Celebrate James Brown’s Birthday With This Powerful Concert From 1968

first_imgMay 3rd marks what would have been soul singer James Brown’s 83rd birthday. There’s a reason people referred to Brown as the “Godfather of Soul”; his voice was truly iconic. Through his sexy persona and sultry stage presence, James Brown was on a level all his own when it came to performing. Backed by the illustrious J.B.’s throughout most of his career, Brown excelled with hits like “Cold Sweat,” “Papa’s Got a Brand New Bag”, “I Got You (I Feel Good)” and “It’s a Man’s Man’s Man’s World.”There’s no denying the raw talent and energy that Brown exuded with each performance. In that spirit, we wanted to share live footage of a great James Brown show from 1968. The show came just one day after Martin Luther King Jr.’s assassination, and Brown’s performance was credited for helping to keep the peace in Boston. The live broadcast of this show literally helped put a stop to potential riots in the charged city. His music was just that powerful.Enjoy some glorious James Brown footage and help us wish the Godfather a happy 83rd!Setlist: James Brown at the Boston Garden, Boston, MA – 4/5/68“That’s Life”“Kansas CityMedley: “It’s a Man’s Man’s Man’s World”/”Lost Someone”/”Bewildered”“Get It Together”“There Was a Time”“I Got the Feelin’”“Try Me”Medley: “Cold Sweat”/”Ride the Pony”/”Cold Sweat”“I Got You (I Feel Good)”“Please, Please, Please”“I Can’t Stand Myself (When You Touch Me)last_img read more
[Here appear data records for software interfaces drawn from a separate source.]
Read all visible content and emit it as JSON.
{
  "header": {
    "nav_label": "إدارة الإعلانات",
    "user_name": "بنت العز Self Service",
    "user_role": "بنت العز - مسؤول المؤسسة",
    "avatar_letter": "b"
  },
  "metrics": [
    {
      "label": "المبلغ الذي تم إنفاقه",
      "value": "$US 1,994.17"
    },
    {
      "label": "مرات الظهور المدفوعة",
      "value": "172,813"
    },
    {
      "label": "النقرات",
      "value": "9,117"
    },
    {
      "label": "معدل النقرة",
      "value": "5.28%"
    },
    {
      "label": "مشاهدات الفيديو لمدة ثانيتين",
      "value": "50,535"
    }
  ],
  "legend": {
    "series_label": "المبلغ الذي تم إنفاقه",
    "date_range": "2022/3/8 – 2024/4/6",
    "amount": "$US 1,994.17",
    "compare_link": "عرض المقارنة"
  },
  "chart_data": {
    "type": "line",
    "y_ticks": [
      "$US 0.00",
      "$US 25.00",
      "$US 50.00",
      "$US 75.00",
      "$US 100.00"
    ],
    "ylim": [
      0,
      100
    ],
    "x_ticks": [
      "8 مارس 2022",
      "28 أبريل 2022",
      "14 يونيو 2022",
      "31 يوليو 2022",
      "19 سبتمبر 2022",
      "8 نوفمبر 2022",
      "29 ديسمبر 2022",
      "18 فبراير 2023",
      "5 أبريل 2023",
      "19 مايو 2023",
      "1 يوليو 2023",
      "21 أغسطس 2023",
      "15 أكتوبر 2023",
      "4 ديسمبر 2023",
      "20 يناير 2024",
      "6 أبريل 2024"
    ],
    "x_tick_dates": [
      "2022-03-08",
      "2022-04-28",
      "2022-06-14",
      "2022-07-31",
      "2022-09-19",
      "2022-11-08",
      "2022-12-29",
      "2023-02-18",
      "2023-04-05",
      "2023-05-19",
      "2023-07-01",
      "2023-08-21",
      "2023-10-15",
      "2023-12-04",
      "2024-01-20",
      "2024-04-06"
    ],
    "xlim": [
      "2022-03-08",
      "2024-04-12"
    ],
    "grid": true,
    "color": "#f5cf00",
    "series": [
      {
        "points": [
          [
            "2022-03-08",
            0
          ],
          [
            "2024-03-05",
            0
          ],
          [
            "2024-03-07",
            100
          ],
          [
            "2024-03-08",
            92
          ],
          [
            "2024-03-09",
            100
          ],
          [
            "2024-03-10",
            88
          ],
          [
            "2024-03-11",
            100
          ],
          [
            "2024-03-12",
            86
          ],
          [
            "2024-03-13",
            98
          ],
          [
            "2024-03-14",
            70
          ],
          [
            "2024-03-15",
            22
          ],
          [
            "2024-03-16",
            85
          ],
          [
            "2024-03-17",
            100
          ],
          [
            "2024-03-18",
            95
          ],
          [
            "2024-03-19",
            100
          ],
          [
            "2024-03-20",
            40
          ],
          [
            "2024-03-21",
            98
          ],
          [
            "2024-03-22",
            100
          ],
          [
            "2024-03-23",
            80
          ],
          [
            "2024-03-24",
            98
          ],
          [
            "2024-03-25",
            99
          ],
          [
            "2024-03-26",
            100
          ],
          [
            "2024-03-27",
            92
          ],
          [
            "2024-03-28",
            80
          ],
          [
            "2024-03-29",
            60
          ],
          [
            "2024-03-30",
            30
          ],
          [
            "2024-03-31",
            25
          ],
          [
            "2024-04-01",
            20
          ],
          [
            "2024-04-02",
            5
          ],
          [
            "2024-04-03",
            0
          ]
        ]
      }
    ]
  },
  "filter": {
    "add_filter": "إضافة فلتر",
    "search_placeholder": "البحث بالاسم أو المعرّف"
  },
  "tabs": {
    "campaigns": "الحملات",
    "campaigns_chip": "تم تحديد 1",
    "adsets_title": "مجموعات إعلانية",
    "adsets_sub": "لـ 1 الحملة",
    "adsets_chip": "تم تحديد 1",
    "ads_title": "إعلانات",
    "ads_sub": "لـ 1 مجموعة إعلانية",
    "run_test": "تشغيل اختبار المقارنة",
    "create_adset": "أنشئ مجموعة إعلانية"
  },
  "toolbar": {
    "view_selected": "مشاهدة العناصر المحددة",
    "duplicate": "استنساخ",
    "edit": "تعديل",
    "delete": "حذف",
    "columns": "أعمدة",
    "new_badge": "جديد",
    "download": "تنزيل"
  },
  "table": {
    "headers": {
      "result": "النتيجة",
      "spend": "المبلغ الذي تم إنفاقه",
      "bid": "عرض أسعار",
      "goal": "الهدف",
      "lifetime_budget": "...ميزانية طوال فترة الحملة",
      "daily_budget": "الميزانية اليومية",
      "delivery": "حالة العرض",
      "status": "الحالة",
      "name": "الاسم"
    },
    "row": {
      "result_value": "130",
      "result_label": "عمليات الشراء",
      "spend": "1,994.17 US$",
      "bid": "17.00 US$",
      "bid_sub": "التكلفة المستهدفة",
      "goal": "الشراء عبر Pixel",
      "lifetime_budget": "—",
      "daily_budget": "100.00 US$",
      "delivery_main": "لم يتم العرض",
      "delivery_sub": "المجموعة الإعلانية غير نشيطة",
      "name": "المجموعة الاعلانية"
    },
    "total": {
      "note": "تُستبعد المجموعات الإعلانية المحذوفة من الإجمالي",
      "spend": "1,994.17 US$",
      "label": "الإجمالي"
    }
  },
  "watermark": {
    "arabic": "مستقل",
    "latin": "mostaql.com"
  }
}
Tutor gives advice to students

first_imgRonald Tutor, whose name graces both the Ronald Tutor Campus Center and the USC Viterbi School of Engineering’s Tutor Hall, shared his experience in a talk to USC students on Thursday night at the Campus Center.Homecoming · Ronald Tutor discusses how the business world is much more complex than it was when he graduated from USC. – Ralf Cheung | Daily TrojanAfter graduating from the USC Marshall School of Business in 1963, Ronald Tutor dedicated his entire career to the construction industry. He currently serves as president, CEO and chairman of Tutor-Saliba Corporation, and chairman and CEO of Tutor Perini Corporation.Organized by the Marshall Business Network, Tutor’s speech attracted many students who are trying to start their own business careers and others who recognized his name from USC buildings.“Since we have seen his name on campus every day, we are curious about who he really is,” said Alex Curiel, president of the Marshall Business Network.Tutor discussed his own path after graduation in an attempt to inspire students thinking about what to do after USC. Coming from a low-income family living in the San Fernando Valley, Tutor said he was fascinated with the football culture at USC and enjoyed every minute of college. Fraternity experiences also made him realize that to stand out from his peers, he needed to be competitive and self-disciplined.After working his way up the ladder in the construction industry for most of his life, Tutor came to some conclusions about how to make it in the profession.“Playing everybody straight is the direct course to get success,” Tutor said. “Integrity brings in trust, and trust directs you to bigger achievements.”Life, however, wasn’t always easy for Tutor. In 1972 he almost went bankrupt, but he filed a lawsuit and fought hard to eventually earn his fortune back.“When you have no choice, just do whatever you have to do,” Tutor said.Tutor said he learned a lot through trial and error and that making mistakes is part of life.“Just learn from them and guarantee you never make the same mistake twice,” he said.Tutor admitted the world has become much more complex now, but as long as students are smart, hardworking and ambitious, they will be successful.“His experience makes me feel more connected to him,” said Tyler Soosman, a junior majoring in business administration. “He’s like us, starting from an ordinary graduate and worked hard to achieve all these.”Tutor also used to be in the film industry but is “stepping out.” Earlier this year he sold his stake in Miramax. Tutor said focus is what makes him different and that focusing on the construction industry is what made him successful.Tutor has been a longtime benefactor of USC and said that the university also gave him invaluable memories and experience.“What I can do is to make it a better place,” he said of the university.Many students said they found Tutor’s speech to be a meaningful one.“His personality inspires us that everyone has the potential to be great by doing the right thing,” said Zach Miller, a sophomore majoring in accounting.last_img read more